■ TASK ■
Take from the data every line in which the word "JSON" is found.
##########
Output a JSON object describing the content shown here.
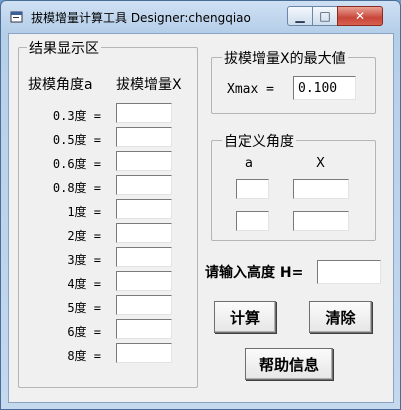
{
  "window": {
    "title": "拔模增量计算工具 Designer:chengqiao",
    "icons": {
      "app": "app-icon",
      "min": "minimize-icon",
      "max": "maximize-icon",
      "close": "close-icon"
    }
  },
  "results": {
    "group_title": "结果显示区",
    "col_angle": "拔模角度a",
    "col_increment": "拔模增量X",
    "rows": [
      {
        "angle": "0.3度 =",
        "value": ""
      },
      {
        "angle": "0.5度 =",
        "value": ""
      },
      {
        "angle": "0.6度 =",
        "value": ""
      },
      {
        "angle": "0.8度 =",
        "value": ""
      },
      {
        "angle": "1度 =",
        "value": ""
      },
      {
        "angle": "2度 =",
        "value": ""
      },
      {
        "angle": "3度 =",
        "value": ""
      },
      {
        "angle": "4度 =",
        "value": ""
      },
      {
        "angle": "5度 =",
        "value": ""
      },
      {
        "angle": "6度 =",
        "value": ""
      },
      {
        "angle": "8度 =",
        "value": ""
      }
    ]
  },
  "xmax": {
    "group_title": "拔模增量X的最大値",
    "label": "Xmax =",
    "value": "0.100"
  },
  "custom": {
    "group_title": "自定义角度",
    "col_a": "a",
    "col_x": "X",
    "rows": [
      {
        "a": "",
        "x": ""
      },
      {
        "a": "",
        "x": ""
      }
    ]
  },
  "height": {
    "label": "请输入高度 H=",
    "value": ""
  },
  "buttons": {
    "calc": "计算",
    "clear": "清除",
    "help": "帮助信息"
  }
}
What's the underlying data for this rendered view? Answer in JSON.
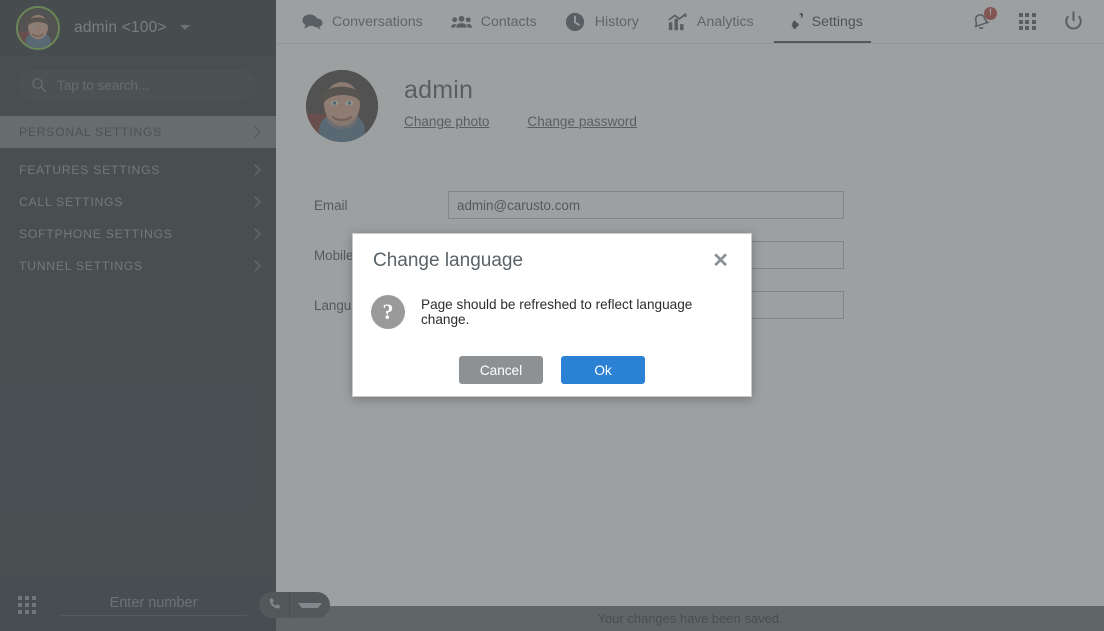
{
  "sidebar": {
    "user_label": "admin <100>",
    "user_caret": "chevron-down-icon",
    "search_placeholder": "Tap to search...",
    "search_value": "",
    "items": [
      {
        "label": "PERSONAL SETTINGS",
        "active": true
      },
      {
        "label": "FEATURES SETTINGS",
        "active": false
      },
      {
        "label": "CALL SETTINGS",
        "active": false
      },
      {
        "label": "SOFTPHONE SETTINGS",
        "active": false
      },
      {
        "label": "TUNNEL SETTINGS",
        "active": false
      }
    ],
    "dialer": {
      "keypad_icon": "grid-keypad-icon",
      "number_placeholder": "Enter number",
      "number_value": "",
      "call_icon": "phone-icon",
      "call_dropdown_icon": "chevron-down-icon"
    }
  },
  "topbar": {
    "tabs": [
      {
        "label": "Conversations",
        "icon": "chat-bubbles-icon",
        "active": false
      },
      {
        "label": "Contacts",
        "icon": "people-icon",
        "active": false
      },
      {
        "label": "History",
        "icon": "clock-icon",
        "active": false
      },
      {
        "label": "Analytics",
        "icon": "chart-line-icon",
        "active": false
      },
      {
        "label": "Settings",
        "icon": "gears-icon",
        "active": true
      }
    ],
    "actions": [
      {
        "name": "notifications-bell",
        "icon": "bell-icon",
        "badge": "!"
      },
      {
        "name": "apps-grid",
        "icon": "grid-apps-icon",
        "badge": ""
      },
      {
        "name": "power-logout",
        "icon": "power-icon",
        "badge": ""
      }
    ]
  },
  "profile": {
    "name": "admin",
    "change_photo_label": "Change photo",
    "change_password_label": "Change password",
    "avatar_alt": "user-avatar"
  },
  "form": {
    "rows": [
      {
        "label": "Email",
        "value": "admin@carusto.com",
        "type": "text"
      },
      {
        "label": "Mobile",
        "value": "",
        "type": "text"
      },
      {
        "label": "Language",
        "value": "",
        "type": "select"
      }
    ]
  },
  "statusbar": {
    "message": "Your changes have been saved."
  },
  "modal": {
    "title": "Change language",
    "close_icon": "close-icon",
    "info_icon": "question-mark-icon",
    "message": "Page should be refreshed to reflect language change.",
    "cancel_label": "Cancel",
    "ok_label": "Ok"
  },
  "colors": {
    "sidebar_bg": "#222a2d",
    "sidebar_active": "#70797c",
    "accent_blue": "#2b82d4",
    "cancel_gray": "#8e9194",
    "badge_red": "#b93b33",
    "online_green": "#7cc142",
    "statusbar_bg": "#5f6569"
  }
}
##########
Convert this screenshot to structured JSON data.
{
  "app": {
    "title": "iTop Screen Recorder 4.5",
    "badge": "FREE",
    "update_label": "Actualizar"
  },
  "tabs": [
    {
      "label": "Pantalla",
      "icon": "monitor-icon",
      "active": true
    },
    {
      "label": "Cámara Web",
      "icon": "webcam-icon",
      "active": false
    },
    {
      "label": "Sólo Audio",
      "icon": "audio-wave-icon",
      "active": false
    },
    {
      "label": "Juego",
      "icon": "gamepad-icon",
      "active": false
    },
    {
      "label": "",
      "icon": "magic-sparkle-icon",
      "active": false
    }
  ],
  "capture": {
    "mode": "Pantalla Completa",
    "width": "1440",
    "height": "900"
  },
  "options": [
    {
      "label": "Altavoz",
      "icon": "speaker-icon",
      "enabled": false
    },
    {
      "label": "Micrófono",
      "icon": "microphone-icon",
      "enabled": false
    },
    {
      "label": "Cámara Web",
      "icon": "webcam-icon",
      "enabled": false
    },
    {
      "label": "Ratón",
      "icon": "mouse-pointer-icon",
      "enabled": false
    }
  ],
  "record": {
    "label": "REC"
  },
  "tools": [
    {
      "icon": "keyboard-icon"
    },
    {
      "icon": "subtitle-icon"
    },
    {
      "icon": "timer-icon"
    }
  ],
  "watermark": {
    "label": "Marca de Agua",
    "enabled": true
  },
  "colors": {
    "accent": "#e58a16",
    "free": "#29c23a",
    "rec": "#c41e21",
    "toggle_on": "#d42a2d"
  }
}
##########
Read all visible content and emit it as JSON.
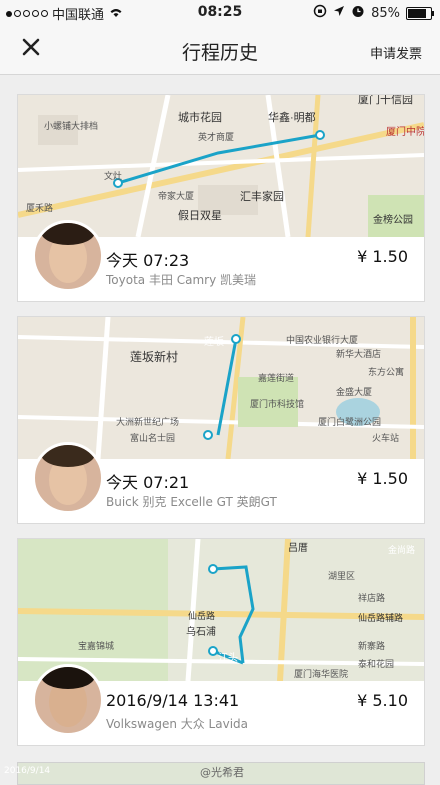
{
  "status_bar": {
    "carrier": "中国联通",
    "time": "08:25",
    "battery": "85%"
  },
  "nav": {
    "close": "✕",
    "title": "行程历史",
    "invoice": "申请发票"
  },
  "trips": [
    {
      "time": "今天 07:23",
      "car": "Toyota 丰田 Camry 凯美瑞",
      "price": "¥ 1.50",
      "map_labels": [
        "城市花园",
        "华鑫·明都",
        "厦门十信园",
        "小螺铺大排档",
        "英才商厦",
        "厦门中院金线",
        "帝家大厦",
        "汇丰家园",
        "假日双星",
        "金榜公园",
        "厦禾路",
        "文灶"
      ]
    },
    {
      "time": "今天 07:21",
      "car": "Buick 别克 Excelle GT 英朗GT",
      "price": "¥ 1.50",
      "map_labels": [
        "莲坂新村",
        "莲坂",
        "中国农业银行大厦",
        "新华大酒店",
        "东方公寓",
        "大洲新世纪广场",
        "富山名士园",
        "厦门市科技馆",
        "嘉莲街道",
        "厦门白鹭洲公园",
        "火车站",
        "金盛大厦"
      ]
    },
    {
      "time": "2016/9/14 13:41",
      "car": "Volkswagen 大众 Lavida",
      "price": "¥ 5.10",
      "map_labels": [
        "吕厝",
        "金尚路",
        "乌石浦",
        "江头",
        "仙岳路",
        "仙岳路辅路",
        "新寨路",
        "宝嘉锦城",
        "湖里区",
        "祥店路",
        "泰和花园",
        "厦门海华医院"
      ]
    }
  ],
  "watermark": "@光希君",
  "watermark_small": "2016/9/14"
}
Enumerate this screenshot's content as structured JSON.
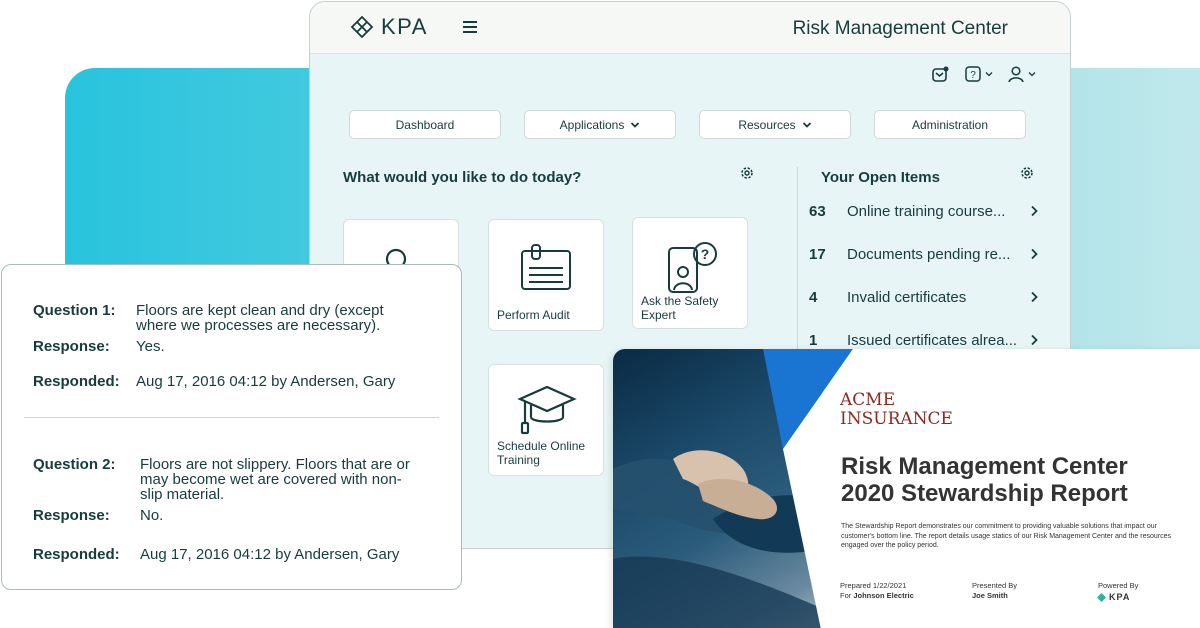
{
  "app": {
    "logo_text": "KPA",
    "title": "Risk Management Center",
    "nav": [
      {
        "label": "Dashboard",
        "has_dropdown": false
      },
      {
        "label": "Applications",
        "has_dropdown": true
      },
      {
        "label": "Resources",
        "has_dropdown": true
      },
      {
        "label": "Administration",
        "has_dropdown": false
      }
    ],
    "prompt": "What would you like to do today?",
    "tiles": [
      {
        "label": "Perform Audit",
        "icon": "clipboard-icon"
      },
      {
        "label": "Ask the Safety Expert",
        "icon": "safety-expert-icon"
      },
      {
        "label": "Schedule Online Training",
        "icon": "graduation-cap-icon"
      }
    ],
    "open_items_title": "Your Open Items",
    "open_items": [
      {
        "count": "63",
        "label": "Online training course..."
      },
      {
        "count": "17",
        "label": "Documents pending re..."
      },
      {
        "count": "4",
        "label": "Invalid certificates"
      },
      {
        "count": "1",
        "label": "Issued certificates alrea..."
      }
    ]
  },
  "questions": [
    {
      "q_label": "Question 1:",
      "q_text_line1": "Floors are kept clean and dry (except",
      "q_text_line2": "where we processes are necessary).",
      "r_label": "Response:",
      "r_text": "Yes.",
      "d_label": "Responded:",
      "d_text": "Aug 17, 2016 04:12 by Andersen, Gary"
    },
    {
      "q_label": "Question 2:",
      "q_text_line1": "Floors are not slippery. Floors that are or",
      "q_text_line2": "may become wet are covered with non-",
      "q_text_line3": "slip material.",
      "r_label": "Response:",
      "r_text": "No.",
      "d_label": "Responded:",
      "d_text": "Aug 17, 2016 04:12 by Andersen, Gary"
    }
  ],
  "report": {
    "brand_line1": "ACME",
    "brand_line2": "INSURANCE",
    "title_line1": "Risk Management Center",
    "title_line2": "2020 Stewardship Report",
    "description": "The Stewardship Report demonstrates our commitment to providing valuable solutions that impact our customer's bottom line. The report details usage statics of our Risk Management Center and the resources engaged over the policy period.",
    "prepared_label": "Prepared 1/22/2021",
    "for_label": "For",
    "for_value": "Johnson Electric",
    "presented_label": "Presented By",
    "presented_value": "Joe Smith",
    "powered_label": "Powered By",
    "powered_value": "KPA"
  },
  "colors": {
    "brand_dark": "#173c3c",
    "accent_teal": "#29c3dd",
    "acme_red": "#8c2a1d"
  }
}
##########
■ OUTPUT OF THE EXERCISE ■
Output a JSON object describing the content shown here.
What's the underlying data for this rendered view? Answer in JSON.
Convert this screenshot to structured JSON data.
Read all visible content and emit it as JSON.
Enumerate this screenshot's content as structured JSON.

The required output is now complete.